The path of ascension is the path we all take at some point—and continue to take infinitum—and that path is strewn with boulders. Boulders of fear, ego, weakness, and doubt. Even enlightened individuals fall prey to the fairy glamor of the lower self. My parents were not surprised to hear of Baba’s “fall from grace” because they understood human weakness. It is the very reason they did not believe in bowing to anyone. They believed in learning, growing, gleaning wisdom, but never idolatry. At 49 years old, I have seen metaphysical movements change, flame out, be exposed, morph to fit political climates, and spring up from old ones. Very few have maintained credibility. It is why I follow my own path, my own star, the guru and the cosmos within. I have taken sustenance along the way when it has resonated with my hunger to know, to ascend, and I have also rejected what I felt to be poisonous spiritual fare.
As we ascend, every cell of our bodies and every wound in our psyches must change frequency; intense, internal energy shifts can catapult us forward and upward but everything inside of us that is of lower frequency will seek to match this acceleration. Setbacks in health, sudden injuries, unexplained depression, physical symptoms of being off balance such as dizziness or headaches, and a “fall from grace” are inevitable and a sign that our beings are on the right path. Periods of crippling darkness can follow ecstasy and clarity, much like St. John’s “Dark Night of the Soul” and we desperately try to recapture the bliss and the progress, but we remain stuck until those unhealed places deep within consciousness are cleansed and raise their frequency.
After a while, energy shifts do not create polar extremes and fluctuations are not as significant, and ascension becomes equilibrium we must maintain. Even adepts must fiercely protect their inner resources and their connection to Source; we are in a realm of frequency that tears down, opposes, and challenges the strongest roots and the strongest selves. It us our spiritual duty to make our ascension our utmost priority, above all else. This doesn’t mean that having ambition is the key… Spiritual ambition is a sure way to trip over one boulder after another. Pure spiritual longing to know God inside of us is our ally, the kind that does not set goals or place us on a treadmill to gain power—or powers. The quest for enlightenment itself can be the greatest pitfall as we ascend, a surefire trap.
We all have seen prominent spiritual leaders of all religions fall from grace, but when we see the big picture and understand the complex layers of ascension, we can choose to keep what is valuable. As our souls expand, our truths may change—until we realize that we ourselves are vessels of the ultimate truth. And the beautiful part is that we have eternity to access it! Be free!

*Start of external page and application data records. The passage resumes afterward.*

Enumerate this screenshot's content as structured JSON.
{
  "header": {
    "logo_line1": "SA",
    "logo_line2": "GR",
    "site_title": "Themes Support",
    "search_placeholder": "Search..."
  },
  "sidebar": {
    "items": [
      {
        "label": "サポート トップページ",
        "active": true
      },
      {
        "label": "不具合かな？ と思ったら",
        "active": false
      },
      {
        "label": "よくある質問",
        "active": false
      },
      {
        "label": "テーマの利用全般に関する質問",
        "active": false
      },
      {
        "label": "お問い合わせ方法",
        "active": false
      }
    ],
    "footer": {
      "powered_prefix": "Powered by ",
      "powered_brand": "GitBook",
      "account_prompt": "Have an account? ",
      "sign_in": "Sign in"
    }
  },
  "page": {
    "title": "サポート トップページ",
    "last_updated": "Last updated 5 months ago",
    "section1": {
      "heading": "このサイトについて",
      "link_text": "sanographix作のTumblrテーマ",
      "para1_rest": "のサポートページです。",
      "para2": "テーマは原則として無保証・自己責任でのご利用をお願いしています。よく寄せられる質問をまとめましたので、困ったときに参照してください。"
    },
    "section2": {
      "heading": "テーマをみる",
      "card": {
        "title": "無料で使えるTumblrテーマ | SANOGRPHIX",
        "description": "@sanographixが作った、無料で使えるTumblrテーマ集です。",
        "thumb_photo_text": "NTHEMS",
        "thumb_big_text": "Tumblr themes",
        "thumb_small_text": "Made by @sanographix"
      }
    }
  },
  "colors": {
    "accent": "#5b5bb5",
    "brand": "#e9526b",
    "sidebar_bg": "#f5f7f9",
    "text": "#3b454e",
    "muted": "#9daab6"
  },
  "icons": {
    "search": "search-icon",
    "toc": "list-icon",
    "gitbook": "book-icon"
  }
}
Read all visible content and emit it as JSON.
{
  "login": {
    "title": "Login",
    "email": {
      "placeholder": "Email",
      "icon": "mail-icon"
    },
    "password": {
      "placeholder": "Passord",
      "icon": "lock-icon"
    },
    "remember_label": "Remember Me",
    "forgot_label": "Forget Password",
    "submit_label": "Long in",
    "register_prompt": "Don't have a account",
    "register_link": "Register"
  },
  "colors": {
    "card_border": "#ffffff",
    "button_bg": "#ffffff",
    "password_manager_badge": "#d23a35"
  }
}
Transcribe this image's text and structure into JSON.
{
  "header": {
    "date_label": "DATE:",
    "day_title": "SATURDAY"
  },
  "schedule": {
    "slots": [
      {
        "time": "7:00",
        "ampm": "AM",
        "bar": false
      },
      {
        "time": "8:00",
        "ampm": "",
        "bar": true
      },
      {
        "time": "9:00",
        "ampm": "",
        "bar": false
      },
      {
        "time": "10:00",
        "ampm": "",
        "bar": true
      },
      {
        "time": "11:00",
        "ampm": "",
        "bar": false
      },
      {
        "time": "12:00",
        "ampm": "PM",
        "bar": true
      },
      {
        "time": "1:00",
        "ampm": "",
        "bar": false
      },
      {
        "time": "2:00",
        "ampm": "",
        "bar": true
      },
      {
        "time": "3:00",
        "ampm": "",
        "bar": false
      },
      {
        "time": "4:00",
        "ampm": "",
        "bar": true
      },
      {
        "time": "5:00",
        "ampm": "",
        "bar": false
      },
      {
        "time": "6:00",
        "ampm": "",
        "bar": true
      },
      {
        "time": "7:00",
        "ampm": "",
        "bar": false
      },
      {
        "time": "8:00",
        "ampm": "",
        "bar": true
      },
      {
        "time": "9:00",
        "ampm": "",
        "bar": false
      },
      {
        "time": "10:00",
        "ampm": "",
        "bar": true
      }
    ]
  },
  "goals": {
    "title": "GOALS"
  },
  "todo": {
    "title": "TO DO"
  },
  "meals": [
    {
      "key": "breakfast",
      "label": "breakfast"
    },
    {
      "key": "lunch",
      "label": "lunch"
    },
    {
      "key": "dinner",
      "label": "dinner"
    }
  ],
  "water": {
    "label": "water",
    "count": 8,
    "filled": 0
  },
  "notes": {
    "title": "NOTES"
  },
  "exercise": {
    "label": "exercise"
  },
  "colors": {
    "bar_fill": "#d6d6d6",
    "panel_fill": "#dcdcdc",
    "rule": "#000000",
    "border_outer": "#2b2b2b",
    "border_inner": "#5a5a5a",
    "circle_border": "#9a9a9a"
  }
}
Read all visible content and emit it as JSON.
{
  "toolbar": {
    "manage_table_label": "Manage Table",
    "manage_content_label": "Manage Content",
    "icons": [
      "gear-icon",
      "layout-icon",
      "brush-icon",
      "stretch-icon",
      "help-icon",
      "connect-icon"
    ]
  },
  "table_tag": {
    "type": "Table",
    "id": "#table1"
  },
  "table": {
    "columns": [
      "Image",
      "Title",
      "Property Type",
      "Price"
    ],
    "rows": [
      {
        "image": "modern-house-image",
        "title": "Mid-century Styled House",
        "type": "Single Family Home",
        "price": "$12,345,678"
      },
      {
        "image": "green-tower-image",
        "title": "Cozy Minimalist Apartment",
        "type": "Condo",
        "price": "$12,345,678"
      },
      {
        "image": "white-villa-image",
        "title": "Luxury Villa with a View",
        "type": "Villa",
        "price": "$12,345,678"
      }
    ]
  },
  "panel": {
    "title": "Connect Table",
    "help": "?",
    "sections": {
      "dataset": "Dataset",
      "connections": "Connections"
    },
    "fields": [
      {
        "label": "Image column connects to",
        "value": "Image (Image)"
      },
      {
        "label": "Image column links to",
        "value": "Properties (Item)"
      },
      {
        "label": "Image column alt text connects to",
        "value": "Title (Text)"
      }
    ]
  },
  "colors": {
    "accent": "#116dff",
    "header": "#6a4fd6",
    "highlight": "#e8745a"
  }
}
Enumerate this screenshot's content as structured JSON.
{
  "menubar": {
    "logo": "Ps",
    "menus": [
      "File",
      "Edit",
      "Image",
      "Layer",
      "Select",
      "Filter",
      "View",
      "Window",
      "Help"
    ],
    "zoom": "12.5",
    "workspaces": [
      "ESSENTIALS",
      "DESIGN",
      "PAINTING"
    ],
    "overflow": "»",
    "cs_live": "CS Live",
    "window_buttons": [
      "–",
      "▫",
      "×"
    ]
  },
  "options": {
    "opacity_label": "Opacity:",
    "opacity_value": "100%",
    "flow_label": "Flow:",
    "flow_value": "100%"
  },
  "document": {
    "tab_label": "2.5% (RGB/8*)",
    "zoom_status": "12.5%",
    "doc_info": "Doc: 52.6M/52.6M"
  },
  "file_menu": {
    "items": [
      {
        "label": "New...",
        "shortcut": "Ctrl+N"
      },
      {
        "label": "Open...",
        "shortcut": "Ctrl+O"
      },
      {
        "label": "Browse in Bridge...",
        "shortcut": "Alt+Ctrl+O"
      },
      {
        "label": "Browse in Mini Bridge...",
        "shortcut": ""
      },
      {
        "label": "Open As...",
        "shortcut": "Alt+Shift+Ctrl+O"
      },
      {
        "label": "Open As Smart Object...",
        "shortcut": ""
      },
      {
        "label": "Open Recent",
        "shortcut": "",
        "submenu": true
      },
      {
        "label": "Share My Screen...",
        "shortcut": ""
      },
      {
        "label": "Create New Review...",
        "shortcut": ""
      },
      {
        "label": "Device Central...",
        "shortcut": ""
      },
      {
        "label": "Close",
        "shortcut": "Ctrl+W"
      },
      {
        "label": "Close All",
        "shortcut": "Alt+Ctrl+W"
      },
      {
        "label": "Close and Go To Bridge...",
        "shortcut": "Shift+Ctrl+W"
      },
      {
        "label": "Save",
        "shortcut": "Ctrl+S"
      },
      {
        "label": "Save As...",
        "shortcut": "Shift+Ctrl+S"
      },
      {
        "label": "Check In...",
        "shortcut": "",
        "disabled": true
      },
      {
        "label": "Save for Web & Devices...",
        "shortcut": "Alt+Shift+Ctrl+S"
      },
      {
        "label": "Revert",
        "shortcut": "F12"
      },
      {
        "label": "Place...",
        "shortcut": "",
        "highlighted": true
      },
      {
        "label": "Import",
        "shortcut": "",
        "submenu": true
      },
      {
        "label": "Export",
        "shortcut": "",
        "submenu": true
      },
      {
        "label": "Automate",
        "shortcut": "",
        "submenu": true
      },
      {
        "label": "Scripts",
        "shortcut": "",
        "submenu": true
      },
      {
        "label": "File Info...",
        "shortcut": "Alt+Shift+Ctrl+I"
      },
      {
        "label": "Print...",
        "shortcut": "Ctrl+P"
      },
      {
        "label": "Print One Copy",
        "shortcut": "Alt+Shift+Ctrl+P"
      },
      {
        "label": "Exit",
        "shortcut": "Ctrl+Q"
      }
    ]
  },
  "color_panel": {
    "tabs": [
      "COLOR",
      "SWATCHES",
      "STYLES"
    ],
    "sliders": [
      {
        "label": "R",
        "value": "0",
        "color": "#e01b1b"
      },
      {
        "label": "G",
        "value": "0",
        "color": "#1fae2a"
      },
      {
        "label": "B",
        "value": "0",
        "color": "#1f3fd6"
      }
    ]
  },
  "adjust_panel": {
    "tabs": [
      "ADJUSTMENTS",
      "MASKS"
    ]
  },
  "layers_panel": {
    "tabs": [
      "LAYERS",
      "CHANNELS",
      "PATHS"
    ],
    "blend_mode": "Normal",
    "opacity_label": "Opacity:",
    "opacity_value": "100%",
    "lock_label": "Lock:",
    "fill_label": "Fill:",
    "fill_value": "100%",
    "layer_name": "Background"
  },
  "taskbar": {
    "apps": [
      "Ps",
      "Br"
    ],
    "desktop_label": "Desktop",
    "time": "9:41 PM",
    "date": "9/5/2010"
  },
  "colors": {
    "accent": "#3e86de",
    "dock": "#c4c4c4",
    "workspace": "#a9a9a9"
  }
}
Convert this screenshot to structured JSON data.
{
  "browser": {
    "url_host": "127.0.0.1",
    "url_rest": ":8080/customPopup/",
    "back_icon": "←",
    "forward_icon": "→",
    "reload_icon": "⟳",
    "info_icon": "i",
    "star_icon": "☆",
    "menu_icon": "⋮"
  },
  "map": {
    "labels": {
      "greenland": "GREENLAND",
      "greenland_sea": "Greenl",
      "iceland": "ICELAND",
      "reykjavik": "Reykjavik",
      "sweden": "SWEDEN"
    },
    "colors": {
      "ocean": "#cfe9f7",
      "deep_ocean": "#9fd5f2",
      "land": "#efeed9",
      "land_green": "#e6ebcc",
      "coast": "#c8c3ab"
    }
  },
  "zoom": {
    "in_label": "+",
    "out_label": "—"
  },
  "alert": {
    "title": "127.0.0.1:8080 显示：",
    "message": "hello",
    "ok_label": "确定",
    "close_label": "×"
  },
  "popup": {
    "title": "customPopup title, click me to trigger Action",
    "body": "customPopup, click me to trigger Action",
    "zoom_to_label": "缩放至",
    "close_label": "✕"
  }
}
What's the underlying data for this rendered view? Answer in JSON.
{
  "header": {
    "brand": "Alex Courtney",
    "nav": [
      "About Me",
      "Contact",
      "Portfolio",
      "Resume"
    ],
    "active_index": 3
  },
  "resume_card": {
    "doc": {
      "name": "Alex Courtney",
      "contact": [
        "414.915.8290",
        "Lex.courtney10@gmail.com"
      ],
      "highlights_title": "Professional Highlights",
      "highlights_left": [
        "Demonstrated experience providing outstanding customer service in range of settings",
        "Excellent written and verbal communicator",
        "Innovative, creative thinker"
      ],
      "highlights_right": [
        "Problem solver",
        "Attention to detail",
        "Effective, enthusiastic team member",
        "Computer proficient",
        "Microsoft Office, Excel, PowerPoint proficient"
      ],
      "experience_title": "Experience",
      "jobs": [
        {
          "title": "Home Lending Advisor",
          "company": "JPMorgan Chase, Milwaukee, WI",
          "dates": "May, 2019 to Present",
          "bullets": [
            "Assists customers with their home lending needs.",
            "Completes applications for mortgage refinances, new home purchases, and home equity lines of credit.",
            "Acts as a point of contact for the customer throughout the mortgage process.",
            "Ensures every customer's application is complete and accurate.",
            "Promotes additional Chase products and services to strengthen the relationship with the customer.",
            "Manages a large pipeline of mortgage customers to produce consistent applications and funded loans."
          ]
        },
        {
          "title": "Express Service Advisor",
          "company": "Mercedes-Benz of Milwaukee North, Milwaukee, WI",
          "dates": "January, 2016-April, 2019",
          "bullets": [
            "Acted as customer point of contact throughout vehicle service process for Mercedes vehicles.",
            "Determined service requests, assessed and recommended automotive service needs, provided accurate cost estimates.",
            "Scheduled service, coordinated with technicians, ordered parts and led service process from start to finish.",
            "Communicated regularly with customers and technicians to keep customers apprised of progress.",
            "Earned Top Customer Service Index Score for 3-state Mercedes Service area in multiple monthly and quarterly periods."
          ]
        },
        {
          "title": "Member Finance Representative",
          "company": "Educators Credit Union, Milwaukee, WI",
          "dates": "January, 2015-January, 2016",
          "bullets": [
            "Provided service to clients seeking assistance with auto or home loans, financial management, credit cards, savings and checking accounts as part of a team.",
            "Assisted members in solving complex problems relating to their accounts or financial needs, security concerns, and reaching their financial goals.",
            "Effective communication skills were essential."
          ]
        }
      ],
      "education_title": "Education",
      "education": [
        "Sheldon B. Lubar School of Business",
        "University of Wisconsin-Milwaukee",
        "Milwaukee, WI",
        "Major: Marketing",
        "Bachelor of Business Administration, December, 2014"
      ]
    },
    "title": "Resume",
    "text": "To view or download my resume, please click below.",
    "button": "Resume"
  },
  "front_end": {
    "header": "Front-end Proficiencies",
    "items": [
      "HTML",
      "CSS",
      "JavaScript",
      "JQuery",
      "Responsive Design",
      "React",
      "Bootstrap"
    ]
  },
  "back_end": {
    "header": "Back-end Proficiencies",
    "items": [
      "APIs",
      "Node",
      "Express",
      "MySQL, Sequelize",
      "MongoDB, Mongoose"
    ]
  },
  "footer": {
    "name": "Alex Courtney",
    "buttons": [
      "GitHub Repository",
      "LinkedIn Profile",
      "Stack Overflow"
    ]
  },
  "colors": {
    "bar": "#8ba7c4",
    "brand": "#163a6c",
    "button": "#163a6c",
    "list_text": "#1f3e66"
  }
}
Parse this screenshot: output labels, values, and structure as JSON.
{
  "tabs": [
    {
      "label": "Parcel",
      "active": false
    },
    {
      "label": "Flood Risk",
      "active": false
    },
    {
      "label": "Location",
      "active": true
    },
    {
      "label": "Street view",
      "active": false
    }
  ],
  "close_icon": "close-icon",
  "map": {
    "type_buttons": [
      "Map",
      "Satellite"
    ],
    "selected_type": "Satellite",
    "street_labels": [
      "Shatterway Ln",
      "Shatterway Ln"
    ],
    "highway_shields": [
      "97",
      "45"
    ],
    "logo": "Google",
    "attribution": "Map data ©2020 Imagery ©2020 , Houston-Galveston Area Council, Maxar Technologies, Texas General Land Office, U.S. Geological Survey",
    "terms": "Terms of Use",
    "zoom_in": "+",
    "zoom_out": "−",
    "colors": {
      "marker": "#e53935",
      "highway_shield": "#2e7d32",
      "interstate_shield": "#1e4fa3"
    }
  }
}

Marlaina Donato is the author of several books including Naked Soul (Llewellyn Worldwide, 1998 as Marlene Marie Druhan), Goddess Consciousness: Women’s Mysticism and Sacred Arts, and Spiritual Famine in the Age of Plenty. She is also a visionary artist. Visit her website at: www.MarlainaDonato.com